We can’t recall any big country songs talking smack about the LGBT community the way, say, rap tracks often do. And we do like Willie Nelson’s “Cowboys are Frequently, Secretly Fond of Each Other.” But we can’t say we’ve ever thought of the country-western music business as being particularly friendly to gays.
But it is, at least according to entertainment journo Chris Willman (Rednecks and Bluenecks: The Politics of Country Music). In a piece for the Sundance Channel blog tying into the new Nashville-based season of Girls Who Love Boys Who Love Boys, he spoke with two cast members enmeshed in the C&W scene, Lady Antebellum songwriter Shane Stevens and his
fag hag gal pal, singer/songwriter Sherrie Austin.
“Whatever stereotypes might exist about country music not being a gay-friendly genre, “the Row” is chock-full of gay people and one of the most accepting businesses in which they could possibly land in the South… unless, of course, said gay person wants to be a country music artist – in which case that rhinestone ceiling is as hard as diamonds…
As far as the music business is concerned, I haven’t run into any issues yet,” says Stevens. “Everybody’s just a songwriter. I got my first BMI Award the other night [for “American Honey”], and everybody at the awards dinner was so excited and complimentary. I spoke to Randy Owen [of the group Alabama] for a bit, and he was like, ‘I’m just so proud of you.’ I haven’t hit (resistance), though I think maybe 10 years ago it was really different. Now. I’m not trying to be a country artist on the radio. That’s a whole other issue. They’re not going to play a gay artist on the radio.”
So its fine for hetero-identified artists like Dolly Parton and Reba McEntire to reach out to gay fans.
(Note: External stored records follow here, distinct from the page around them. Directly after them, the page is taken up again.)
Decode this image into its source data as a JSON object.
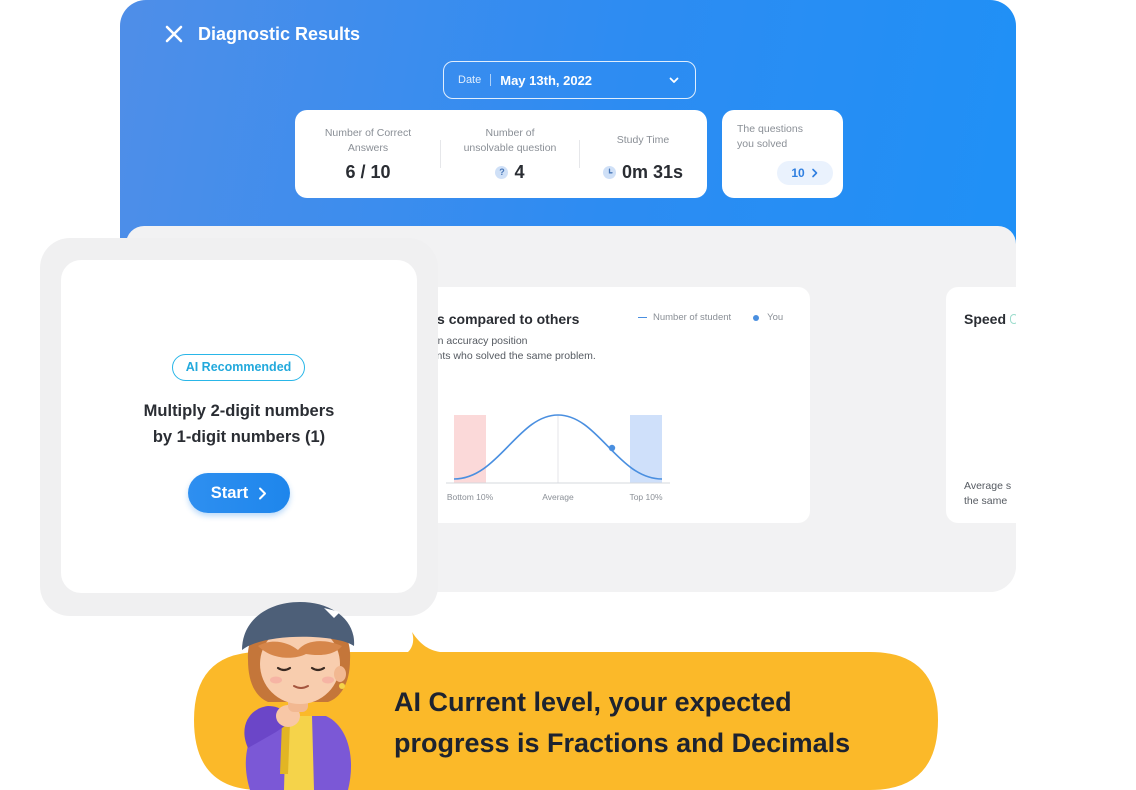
{
  "header": {
    "title": "Diagnostic Results",
    "close_icon": "close-icon"
  },
  "date_select": {
    "label": "Date",
    "value": "May 13th, 2022",
    "icon": "chevron-down-icon"
  },
  "stats": {
    "correct": {
      "label_line1": "Number of Correct",
      "label_line2": "Answers",
      "value": "6 / 10"
    },
    "unsolvable": {
      "label_line1": "Number of",
      "label_line2": "unsolvable question",
      "icon": "question-icon",
      "icon_glyph": "?",
      "value": "4"
    },
    "study_time": {
      "label": "Study Time",
      "icon": "clock-icon",
      "value": "0m 31s"
    }
  },
  "solved": {
    "label_line1": "The questions",
    "label_line2": "you solved",
    "count": "10",
    "icon": "chevron-right-icon"
  },
  "accuracy": {
    "title": "Accuracy results compared to others",
    "legend_students": "Number of student",
    "legend_you": "You",
    "desc_line1": "Indicates my calculation accuracy position",
    "desc_line2": "compared to the students who solved the same problem.",
    "label_bottom": "Bottom 10%",
    "label_average": "Average",
    "label_top": "Top 10%"
  },
  "speed": {
    "title": "Speed",
    "desc_line1": "Average s",
    "desc_line2": "the same"
  },
  "recommendation": {
    "badge": "AI Recommended",
    "title_line1": "Multiply 2-digit numbers",
    "title_line2": "by 1-digit numbers (1)",
    "start_label": "Start"
  },
  "bubble": {
    "line1": "AI Current level, your expected",
    "line2": "progress is Fractions and Decimals"
  },
  "colors": {
    "header_gradient_start": "#4f8ee8",
    "header_gradient_end": "#1f90f6",
    "accent_blue": "#2e8ff0",
    "badge_cyan": "#22a9dc",
    "bubble_yellow": "#fbb929",
    "bottom_band": "#fbd9d9",
    "top_band": "#cfe0fa"
  }
}
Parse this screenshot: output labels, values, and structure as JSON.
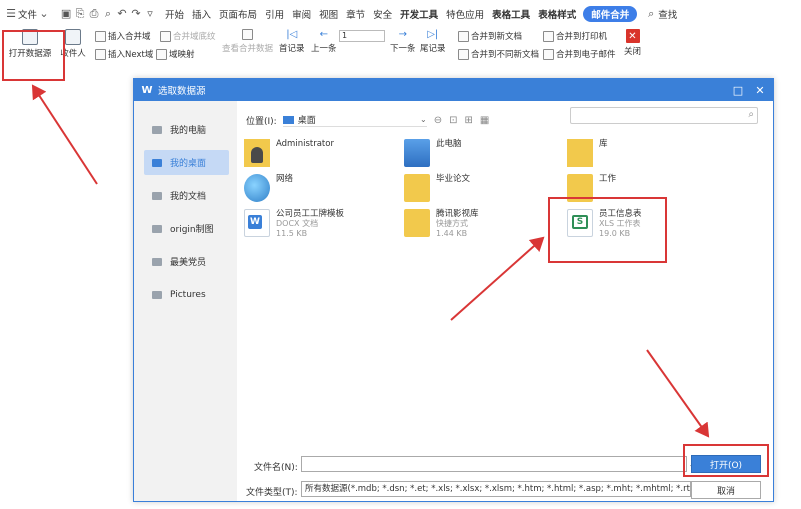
{
  "menubar": {
    "file_menu": "文件",
    "tabs": [
      "开始",
      "插入",
      "页面布局",
      "引用",
      "审阅",
      "视图",
      "章节",
      "安全",
      "开发工具",
      "特色应用",
      "表格工具",
      "表格样式"
    ],
    "active_tab": "邮件合并",
    "search": "查找"
  },
  "ribbon": {
    "open_datasource": "打开数据源",
    "recipients": "收件人",
    "insert_merge_field": "插入合并域",
    "merge_field_highlight": "合并域底纹",
    "insert_next": "插入Next域",
    "field_map": "域映射",
    "view_merged": "查看合并数据",
    "first_record": "首记录",
    "prev_record": "上一条",
    "record_number": "1",
    "next_record": "下一条",
    "last_record": "尾记录",
    "merge_new_doc": "合并到新文档",
    "merge_separate_docs": "合并到不同新文档",
    "merge_printer": "合并到打印机",
    "merge_email": "合并到电子邮件",
    "close": "关闭"
  },
  "dialog": {
    "title": "选取数据源",
    "location_label": "位置(I):",
    "location_value": "桌面",
    "places": [
      {
        "label": "我的电脑",
        "selected": false
      },
      {
        "label": "我的桌面",
        "selected": true
      },
      {
        "label": "我的文档",
        "selected": false
      },
      {
        "label": "origin制图",
        "selected": false
      },
      {
        "label": "最美党员",
        "selected": false
      },
      {
        "label": "Pictures",
        "selected": false
      }
    ],
    "files": [
      {
        "name": "Administrator",
        "type": "",
        "size": "",
        "icon": "user-folder-icon"
      },
      {
        "name": "此电脑",
        "type": "",
        "size": "",
        "icon": "computer-icon"
      },
      {
        "name": "库",
        "type": "",
        "size": "",
        "icon": "library-icon"
      },
      {
        "name": "网络",
        "type": "",
        "size": "",
        "icon": "network-icon"
      },
      {
        "name": "毕业论文",
        "type": "",
        "size": "",
        "icon": "folder-icon"
      },
      {
        "name": "工作",
        "type": "",
        "size": "",
        "icon": "folder-icon"
      },
      {
        "name": "公司员工工牌模板",
        "type": "DOCX 文档",
        "size": "11.5 KB",
        "icon": "word-doc-icon"
      },
      {
        "name": "腾讯影视库",
        "type": "快捷方式",
        "size": "1.44 KB",
        "icon": "shortcut-folder-icon"
      },
      {
        "name": "员工信息表",
        "type": "XLS 工作表",
        "size": "19.0 KB",
        "icon": "spreadsheet-icon"
      }
    ],
    "filename_label": "文件名(N):",
    "filename_value": "",
    "filetype_label": "文件类型(T):",
    "filetype_value": "所有数据源(*.mdb; *.dsn; *.et; *.xls; *.xlsx; *.xlsm; *.htm; *.html; *.asp; *.mht; *.mhtml; *.rtf; *.docx; *.do",
    "open_button": "打开(O)",
    "cancel_button": "取消"
  },
  "colors": {
    "accent": "#3a80d8",
    "annotation": "#d93636"
  }
}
But if you’re an out singer like Chely Wright, the options are pretty limited. (Wright is now signed on Vanguard Records, a boutique folk label.) Willman’s piece also references Ty Herndon, whose arrest for exposing himself to a male police officer in the 1990s “blunt[ed] his career,” as one source says.
So how inclusive can an industry be if they only let you work behind the scenes?
Hmm, maybe we should ask Hollywood.